It's in fact so hard that 99.9% of security experts don't even have a clue about it. Most security experts are concerned with preventing it in the first place and mitigate the aftermath but actually detecting compromised machines is a whole specialized field in its own.

You could start by checking the event log then checking the logs of the software you're running on then checking autostart locations then sniffing traffic to see if something generates traffic that shouldn't exist then run a few rootkit detection tools, check if new software was installed, check your browsers to see if new plugins were installed and the list goes on and on like this.

  • 1
    I don't think this answer is helpful and I even doubt it is true. While there are attacks which are hard to detect even for specialists there are others with more obvious signs of a successful attack, like getting lots of advertisement (adware), draining the battery faster (crytomining), getting denied access to the system (ransomware) or getting blocked when trying to access various sites because the system has landed on a blacklist due to sending spam or similar. Most of the attacks are actually the more obvious ones. But I agree that the few details provided by the OP are not helpful. – Steffen Ullrich Nov 11 '18 at 10:53
  • It's not helpful, yes but there's not really anything "helpful" to begin with. Checking whether a system was compromised is not something you can instruct a beginner over the internet. It's too complicated for that. You could start by checking the event log then checking the logs of the software you're running on then checking autostart locations then sniffing traffic to see if something generates traffic that shouldn't exist then run a few rootkit detection tools and the list goes on and on like this. – mroman Nov 11 '18 at 11:06
  • Those are the simple things you can do but that doesn't even scratch the surface of what a professional specialized computer forensics guy can do and knows. – mroman Nov 11 '18 at 11:09
  • 1
    "Checking whether a system was compromised is not something you can instruct a beginner over the internet." - I fully agree with that.
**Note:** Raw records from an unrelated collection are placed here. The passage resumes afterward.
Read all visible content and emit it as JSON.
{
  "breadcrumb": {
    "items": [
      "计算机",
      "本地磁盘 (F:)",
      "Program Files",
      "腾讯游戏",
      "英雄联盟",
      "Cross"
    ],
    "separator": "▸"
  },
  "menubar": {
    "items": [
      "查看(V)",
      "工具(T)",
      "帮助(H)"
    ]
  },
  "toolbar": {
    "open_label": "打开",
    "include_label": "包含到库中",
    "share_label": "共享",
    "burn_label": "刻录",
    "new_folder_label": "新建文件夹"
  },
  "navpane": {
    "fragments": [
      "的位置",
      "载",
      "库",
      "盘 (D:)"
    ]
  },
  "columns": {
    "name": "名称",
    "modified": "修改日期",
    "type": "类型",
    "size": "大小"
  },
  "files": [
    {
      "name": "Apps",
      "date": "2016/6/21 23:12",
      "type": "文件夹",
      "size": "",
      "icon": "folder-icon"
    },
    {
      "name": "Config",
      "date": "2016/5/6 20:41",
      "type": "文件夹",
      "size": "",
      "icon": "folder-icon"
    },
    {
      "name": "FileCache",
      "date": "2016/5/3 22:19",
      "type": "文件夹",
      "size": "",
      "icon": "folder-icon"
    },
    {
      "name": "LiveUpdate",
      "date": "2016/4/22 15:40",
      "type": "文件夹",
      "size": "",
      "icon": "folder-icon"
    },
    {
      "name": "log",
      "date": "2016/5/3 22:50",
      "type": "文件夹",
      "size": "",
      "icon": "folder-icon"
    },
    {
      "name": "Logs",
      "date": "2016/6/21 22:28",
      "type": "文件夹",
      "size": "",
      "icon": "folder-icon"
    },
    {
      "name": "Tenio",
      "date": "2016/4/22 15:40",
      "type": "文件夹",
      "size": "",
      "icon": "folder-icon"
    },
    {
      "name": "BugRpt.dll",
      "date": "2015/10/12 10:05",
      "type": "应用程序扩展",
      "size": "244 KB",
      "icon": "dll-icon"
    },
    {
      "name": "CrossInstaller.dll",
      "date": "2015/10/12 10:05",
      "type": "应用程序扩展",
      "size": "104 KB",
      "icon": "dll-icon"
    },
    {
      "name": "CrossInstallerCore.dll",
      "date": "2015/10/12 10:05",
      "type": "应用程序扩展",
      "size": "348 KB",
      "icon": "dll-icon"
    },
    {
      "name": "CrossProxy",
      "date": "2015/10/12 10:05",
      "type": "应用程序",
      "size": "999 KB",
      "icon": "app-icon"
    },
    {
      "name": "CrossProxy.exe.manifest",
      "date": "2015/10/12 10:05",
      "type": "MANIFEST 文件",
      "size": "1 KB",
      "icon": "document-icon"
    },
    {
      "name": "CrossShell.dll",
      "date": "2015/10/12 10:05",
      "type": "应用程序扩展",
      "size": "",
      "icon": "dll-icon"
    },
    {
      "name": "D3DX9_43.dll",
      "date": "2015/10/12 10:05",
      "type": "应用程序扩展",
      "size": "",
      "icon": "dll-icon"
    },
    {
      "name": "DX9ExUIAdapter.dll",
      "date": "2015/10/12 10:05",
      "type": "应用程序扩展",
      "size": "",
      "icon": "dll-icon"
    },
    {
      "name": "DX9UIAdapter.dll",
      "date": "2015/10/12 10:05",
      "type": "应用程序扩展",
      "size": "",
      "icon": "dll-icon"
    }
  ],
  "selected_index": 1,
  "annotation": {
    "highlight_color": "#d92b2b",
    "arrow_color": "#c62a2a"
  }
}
But I don't agree that only somebody who studied forensics for many years can maybe detect if a system is compromised. This might be true for sophisticated attacks but not for the more common average attacks. – Steffen Ullrich Nov 11 '18 at 11:15

Your Answer

By clicking “Post Your Answer”, you agree to our terms of service, privacy policy and cookie policy

Not the answer you're looking for? Browse other questions tagged or ask your own question.